[[ THE RECORDS open ]]

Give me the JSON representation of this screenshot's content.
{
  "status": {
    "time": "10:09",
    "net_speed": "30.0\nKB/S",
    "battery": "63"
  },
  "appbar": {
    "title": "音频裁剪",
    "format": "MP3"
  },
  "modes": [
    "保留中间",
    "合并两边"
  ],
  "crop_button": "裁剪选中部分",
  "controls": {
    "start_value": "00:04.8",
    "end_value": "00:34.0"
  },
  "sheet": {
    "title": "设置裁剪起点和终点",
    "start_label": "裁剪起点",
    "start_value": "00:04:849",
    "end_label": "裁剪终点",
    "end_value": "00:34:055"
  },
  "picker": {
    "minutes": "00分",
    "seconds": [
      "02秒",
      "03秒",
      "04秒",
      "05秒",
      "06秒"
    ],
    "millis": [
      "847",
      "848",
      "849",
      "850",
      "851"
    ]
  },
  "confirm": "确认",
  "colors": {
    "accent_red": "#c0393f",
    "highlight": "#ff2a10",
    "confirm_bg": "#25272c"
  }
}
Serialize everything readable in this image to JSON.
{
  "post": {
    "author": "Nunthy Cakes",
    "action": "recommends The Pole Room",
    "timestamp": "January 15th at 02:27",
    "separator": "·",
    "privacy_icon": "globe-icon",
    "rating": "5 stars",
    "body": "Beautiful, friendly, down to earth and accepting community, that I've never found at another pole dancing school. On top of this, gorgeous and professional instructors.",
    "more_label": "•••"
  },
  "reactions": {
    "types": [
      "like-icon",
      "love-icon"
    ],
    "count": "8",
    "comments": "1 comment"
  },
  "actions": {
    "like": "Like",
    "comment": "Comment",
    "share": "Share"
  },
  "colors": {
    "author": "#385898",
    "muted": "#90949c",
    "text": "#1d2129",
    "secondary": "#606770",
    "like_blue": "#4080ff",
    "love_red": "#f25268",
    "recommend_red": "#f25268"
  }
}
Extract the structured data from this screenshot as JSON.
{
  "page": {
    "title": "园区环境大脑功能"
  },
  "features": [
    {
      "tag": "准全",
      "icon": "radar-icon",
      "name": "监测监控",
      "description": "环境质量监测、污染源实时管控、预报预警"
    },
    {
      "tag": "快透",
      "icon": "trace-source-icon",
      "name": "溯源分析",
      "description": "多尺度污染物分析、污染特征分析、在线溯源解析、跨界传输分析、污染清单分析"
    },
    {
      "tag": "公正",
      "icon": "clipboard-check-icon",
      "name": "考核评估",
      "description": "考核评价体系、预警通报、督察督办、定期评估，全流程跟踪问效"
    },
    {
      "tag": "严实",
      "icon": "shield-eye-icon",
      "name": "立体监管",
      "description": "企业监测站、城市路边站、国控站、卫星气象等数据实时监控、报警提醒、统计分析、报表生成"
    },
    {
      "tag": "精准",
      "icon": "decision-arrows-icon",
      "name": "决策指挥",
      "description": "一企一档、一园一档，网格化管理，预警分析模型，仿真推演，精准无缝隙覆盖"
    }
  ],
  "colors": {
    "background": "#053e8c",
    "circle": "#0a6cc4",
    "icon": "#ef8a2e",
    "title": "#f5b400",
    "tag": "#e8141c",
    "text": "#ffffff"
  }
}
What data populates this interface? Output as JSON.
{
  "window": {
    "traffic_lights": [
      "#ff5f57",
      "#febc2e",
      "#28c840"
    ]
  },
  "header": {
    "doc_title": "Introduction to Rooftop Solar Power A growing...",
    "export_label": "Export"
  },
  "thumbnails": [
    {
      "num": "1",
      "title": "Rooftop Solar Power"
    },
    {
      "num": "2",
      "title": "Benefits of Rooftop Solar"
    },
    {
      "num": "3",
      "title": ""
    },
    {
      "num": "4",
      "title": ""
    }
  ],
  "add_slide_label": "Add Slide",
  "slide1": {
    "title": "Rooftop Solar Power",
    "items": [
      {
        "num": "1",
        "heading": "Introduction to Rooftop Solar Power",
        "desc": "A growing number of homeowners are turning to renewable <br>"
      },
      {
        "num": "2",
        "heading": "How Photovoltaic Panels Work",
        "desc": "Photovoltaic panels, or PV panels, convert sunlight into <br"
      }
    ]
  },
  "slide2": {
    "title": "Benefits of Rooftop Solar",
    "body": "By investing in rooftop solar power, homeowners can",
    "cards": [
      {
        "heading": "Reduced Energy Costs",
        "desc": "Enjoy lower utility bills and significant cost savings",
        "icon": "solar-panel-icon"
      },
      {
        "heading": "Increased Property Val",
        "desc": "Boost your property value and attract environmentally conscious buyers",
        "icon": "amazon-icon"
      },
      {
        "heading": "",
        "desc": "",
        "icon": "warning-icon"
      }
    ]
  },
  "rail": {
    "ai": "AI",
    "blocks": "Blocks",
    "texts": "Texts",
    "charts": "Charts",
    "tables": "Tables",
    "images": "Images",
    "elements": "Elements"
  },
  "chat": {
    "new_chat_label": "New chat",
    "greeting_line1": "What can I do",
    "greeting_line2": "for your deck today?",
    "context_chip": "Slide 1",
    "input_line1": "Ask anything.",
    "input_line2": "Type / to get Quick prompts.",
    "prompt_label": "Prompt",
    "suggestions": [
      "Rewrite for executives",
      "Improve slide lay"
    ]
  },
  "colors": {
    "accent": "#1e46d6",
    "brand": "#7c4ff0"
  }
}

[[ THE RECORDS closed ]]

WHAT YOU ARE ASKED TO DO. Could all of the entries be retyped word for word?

EXERCISE RESULT.
Give me the JSON representation of this screenshot's content.
{
  "status": {
    "time": "10:09",
    "net_speed": "30.0\nKB/S",
    "battery": "63"
  },
  "appbar": {
    "title": "音频裁剪",
    "format": "MP3"
  },
  "modes": [
    "保留中间",
    "合并两边"
  ],
  "crop_button": "裁剪选中部分",
  "controls": {
    "start_value": "00:04.8",
    "end_value": "00:34.0"
  },
  "sheet": {
    "title": "设置裁剪起点和终点",
    "start_label": "裁剪起点",
    "start_value": "00:04:849",
    "end_label": "裁剪终点",
    "end_value": "00:34:055"
  },
  "picker": {
    "minutes": "00分",
    "seconds": [
      "02秒",
      "03秒",
      "04秒",
      "05秒",
      "06秒"
    ],
    "millis": [
      "847",
      "848",
      "849",
      "850",
      "851"
    ]
  },
  "confirm": "确认",
  "colors": {
    "accent_red": "#c0393f",
    "highlight": "#ff2a10",
    "confirm_bg": "#25272c"
  }
}
Serialize everything readable in this image to JSON.
{
  "post": {
    "author": "Nunthy Cakes",
    "action": "recommends The Pole Room",
    "timestamp": "January 15th at 02:27",
    "separator": "·",
    "privacy_icon": "globe-icon",
    "rating": "5 stars",
    "body": "Beautiful, friendly, down to earth and accepting community, that I've never found at another pole dancing school. On top of this, gorgeous and professional instructors.",
    "more_label": "•••"
  },
  "reactions": {
    "types": [
      "like-icon",
      "love-icon"
    ],
    "count": "8",
    "comments": "1 comment"
  },
  "actions": {
    "like": "Like",
    "comment": "Comment",
    "share": "Share"
  },
  "colors": {
    "author": "#385898",
    "muted": "#90949c",
    "text": "#1d2129",
    "secondary": "#606770",
    "like_blue": "#4080ff",
    "love_red": "#f25268",
    "recommend_red": "#f25268"
  }
}
Extract the structured data from this screenshot as JSON.
{
  "page": {
    "title": "园区环境大脑功能"
  },
  "features": [
    {
      "tag": "准全",
      "icon": "radar-icon",
      "name": "监测监控",
      "description": "环境质量监测、污染源实时管控、预报预警"
    },
    {
      "tag": "快透",
      "icon": "trace-source-icon",
      "name": "溯源分析",
      "description": "多尺度污染物分析、污染特征分析、在线溯源解析、跨界传输分析、污染清单分析"
    },
    {
      "tag": "公正",
      "icon": "clipboard-check-icon",
      "name": "考核评估",
      "description": "考核评价体系、预警通报、督察督办、定期评估，全流程跟踪问效"
    },
    {
      "tag": "严实",
      "icon": "shield-eye-icon",
      "name": "立体监管",
      "description": "企业监测站、城市路边站、国控站、卫星气象等数据实时监控、报警提醒、统计分析、报表生成"
    },
    {
      "tag": "精准",
      "icon": "decision-arrows-icon",
      "name": "决策指挥",
      "description": "一企一档、一园一档，网格化管理，预警分析模型，仿真推演，精准无缝隙覆盖"
    }
  ],
  "colors": {
    "background": "#053e8c",
    "circle": "#0a6cc4",
    "icon": "#ef8a2e",
    "title": "#f5b400",
    "tag": "#e8141c",
    "text": "#ffffff"
  }
}
What data populates this interface? Output as JSON.
{
  "window": {
    "traffic_lights": [
      "#ff5f57",
      "#febc2e",
      "#28c840"
    ]
  },
  "header": {
    "doc_title": "Introduction to Rooftop Solar Power A growing...",
    "export_label": "Export"
  },
  "thumbnails": [
    {
      "num": "1",
      "title": "Rooftop Solar Power"
    },
    {
      "num": "2",
      "title": "Benefits of Rooftop Solar"
    },
    {
      "num": "3",
      "title": ""
    },
    {
      "num": "4",
      "title": ""
    }
  ],
  "add_slide_label": "Add Slide",
  "slide1": {
    "title": "Rooftop Solar Power",
    "items": [
      {
        "num": "1",
        "heading": "Introduction to Rooftop Solar Power",
        "desc": "A growing number of homeowners are turning to renewable <br>"
      },
      {
        "num": "2",
        "heading": "How Photovoltaic Panels Work",
        "desc": "Photovoltaic panels, or PV panels, convert sunlight into <br"
      }
    ]
  },
  "slide2": {
    "title": "Benefits of Rooftop Solar",
    "body": "By investing in rooftop solar power, homeowners can",
    "cards": [
      {
        "heading": "Reduced Energy Costs",
        "desc": "Enjoy lower utility bills and significant cost savings",
        "icon": "solar-panel-icon"
      },
      {
        "heading": "Increased Property Val",
        "desc": "Boost your property value and attract environmentally conscious buyers",
        "icon": "amazon-icon"
      },
      {
        "heading": "",
        "desc": "",
        "icon": "warning-icon"
      }
    ]
  },
  "rail": {
    "ai": "AI",
    "blocks": "Blocks",
    "texts": "Texts",
    "charts": "Charts",
    "tables": "Tables",
    "images": "Images",
    "elements": "Elements"
  },
  "chat": {
    "new_chat_label": "New chat",
    "greeting_line1": "What can I do",
    "greeting_line2": "for your deck today?",
    "context_chip": "Slide 1",
    "input_line1": "Ask anything.",
    "input_line2": "Type / to get Quick prompts.",
    "prompt_label": "Prompt",
    "suggestions": [
      "Rewrite for executives",
      "Improve slide lay"
    ]
  },
  "colors": {
    "accent": "#1e46d6",
    "brand": "#7c4ff0"
  }
}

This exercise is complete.